I have an area that is completely covered in ferns right now that would make a decent food plot location. If I were to throw some rye down and mow the ferns, should it turn out decently? This would take place in Late August
Your best bet would be to apply lime at 1 ton/acre, followed by buckwheat @ 50lbs/acre, and do that immediately. When about 25% of the buckwheat is flowering, broadcast winter rye into that, along with another 1 ton/acre of lime, in mid to late August. The green manure from the buckwheat, along with some adjustment to the pH, will help the rye to do better than it would otherwise.
If Im not mistaken, I believe ferns thrive on acidic soil?? That being said, alot of lime would probably discourage them. I have a spot of ferns I hit with gly a few years back and they died fast and never returned to that spot. Dont know if they are just really sensitive plants or it was a fluke.
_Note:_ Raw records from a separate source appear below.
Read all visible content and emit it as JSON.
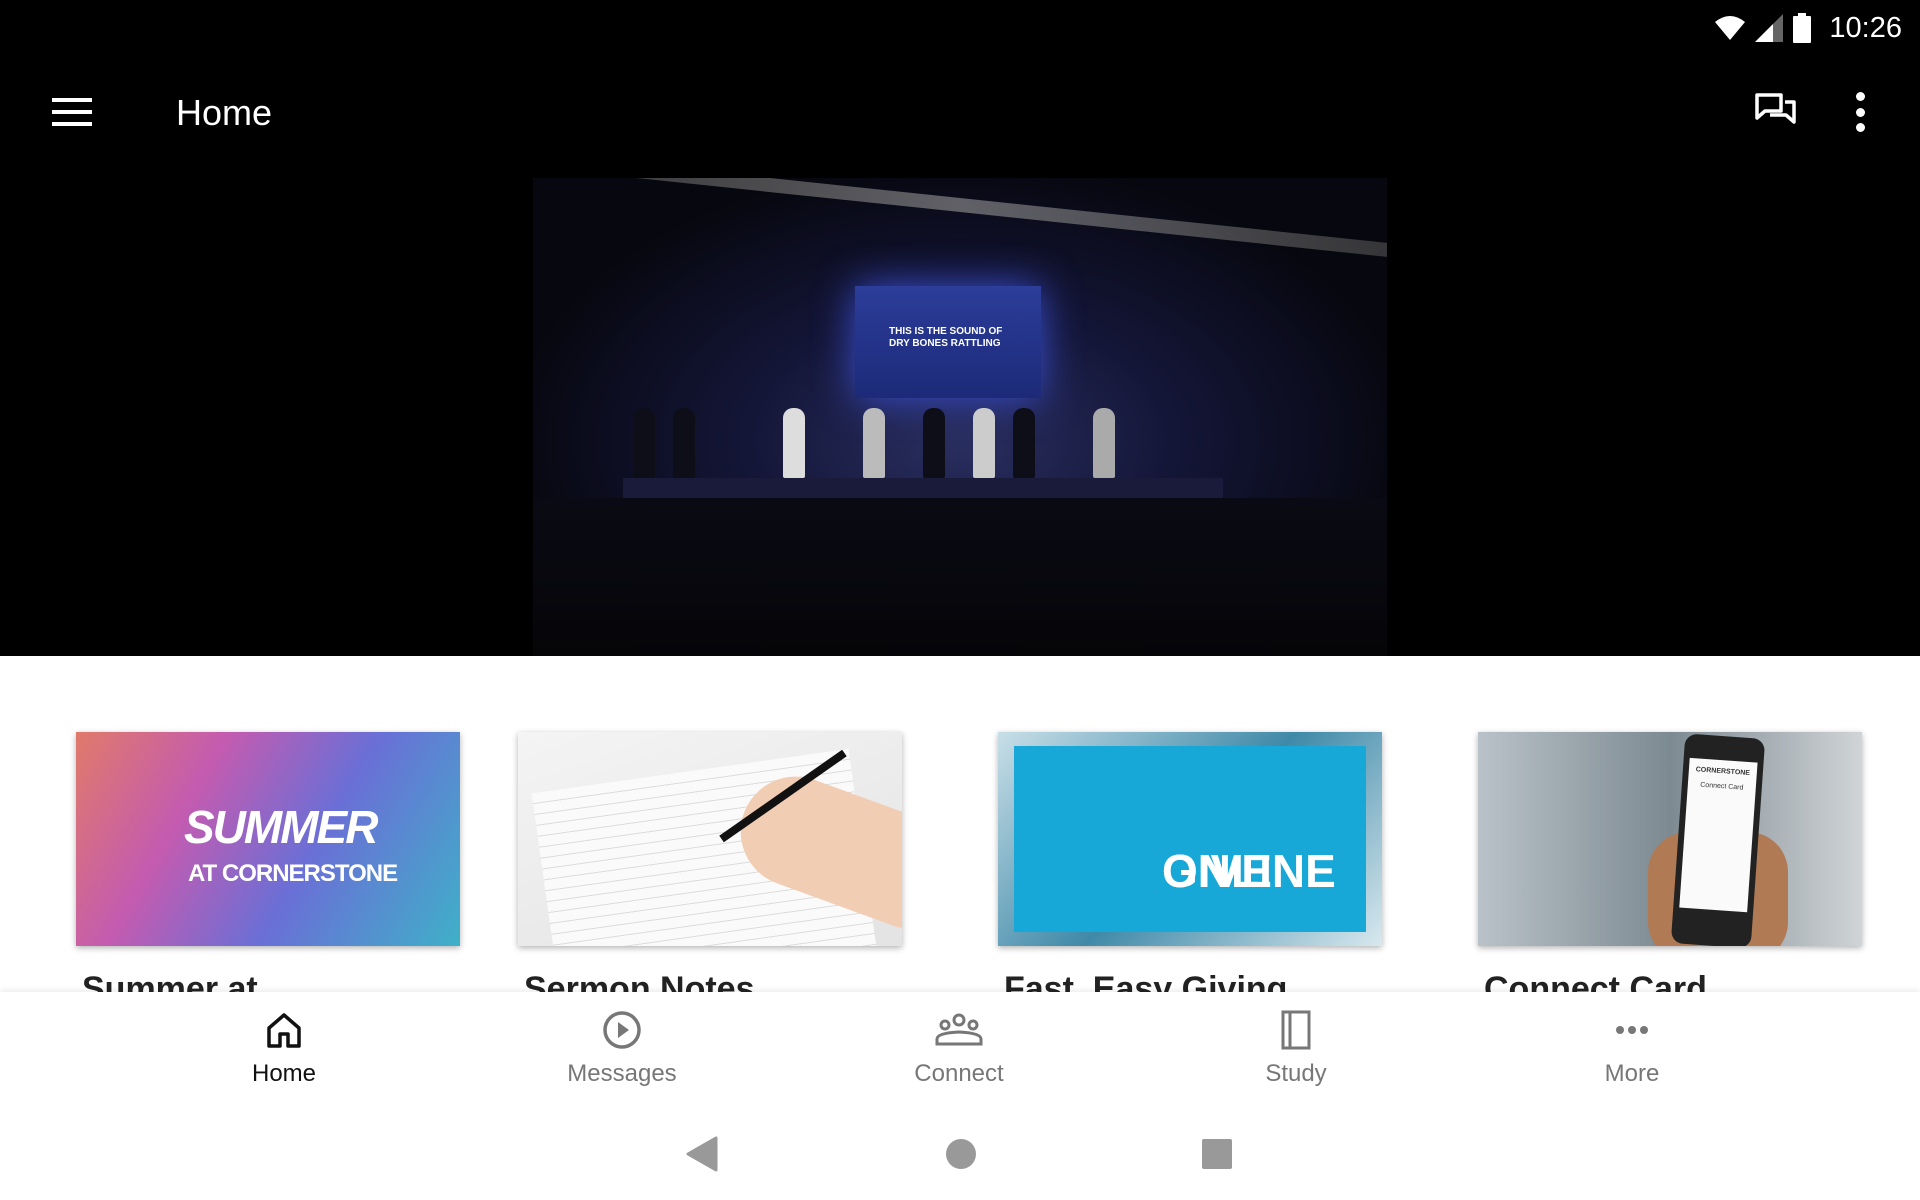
{
  "status_bar": {
    "time": "10:26",
    "icons": [
      "wifi-icon",
      "signal-icon",
      "battery-icon"
    ]
  },
  "app_bar": {
    "title": "Home",
    "icons": [
      "menu-icon",
      "chat-icon",
      "more-vert-icon"
    ]
  },
  "hero": {
    "screen_text": "THIS IS THE SOUND OF DRY BONES RATTLING"
  },
  "cards": [
    {
      "title": "Summer at",
      "image_text": [
        "SUMMER",
        "AT CORNERSTONE"
      ]
    },
    {
      "title": "Sermon Notes"
    },
    {
      "title": "Fast, Easy Giving",
      "image_text": [
        "GIVE",
        "ONLINE"
      ]
    },
    {
      "title": "Connect Card",
      "image_text": [
        "CORNERSTONE",
        "Connect Card"
      ]
    }
  ],
  "bottom_nav": {
    "active": "Home",
    "items": [
      {
        "label": "Home",
        "icon": "home-icon"
      },
      {
        "label": "Messages",
        "icon": "play-circle-icon"
      },
      {
        "label": "Connect",
        "icon": "group-icon"
      },
      {
        "label": "Study",
        "icon": "book-icon"
      },
      {
        "label": "More",
        "icon": "more-horiz-icon"
      }
    ]
  },
  "colors": {
    "active": "#111111",
    "inactive": "#777777",
    "give_blue": "#17a8d8"
  }
}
If ferns are growing there, you can BET the soil is very acidic. While it may not be a "problem" getting rye to grow there, it would certainly be a mistake to not even attempt to apply lime to the soil. There is a dramatic difference between getting something to grow and gradually improving the soil to provide remarkably better results. Anything worth doing, is worth doing well?
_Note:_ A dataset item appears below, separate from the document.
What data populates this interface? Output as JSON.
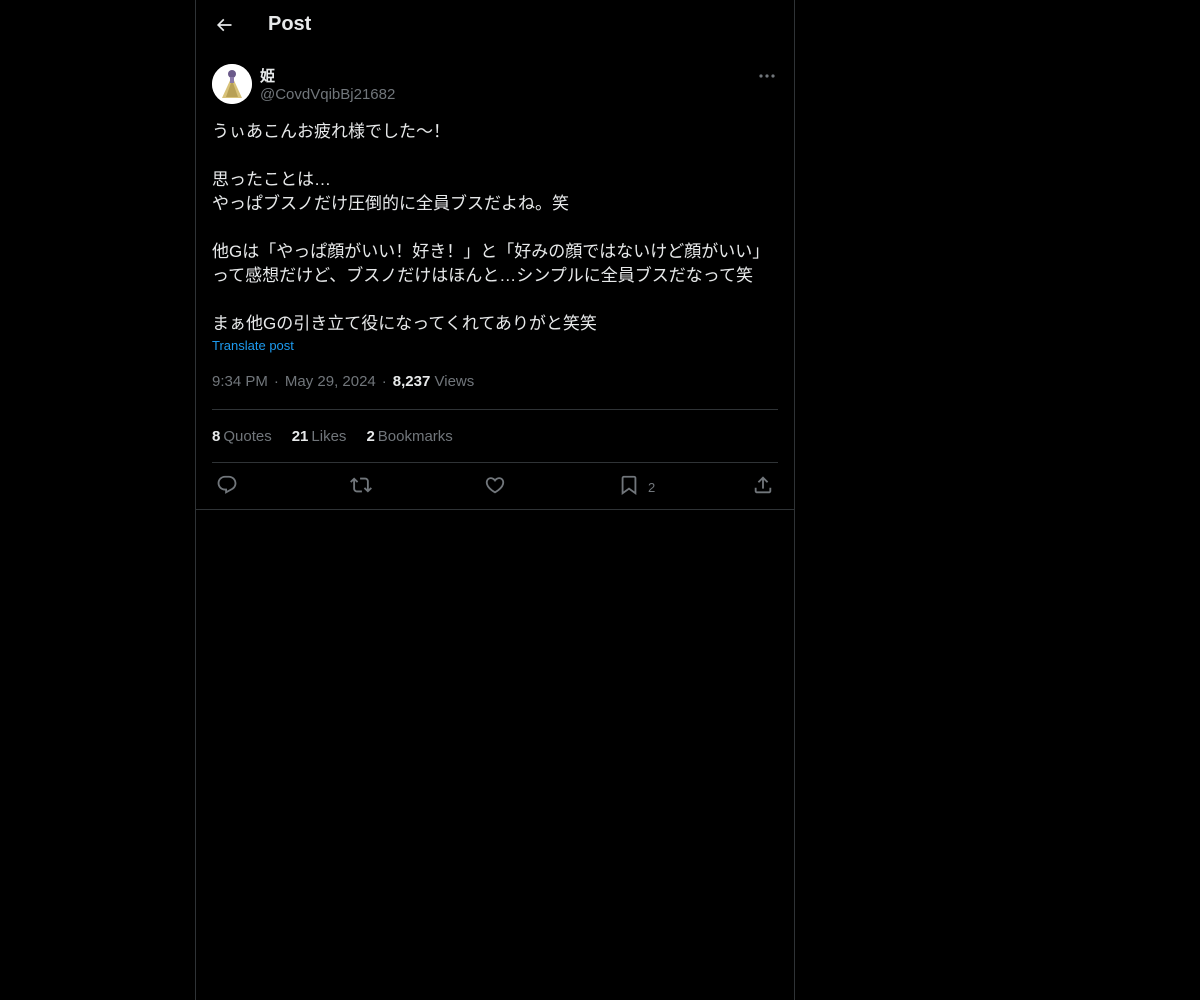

I was told by a forester that some species of fern have allelopathic properties helping them out compete surrounding vegetation. Not sure which species of fern you have but might not hurt to spray them first.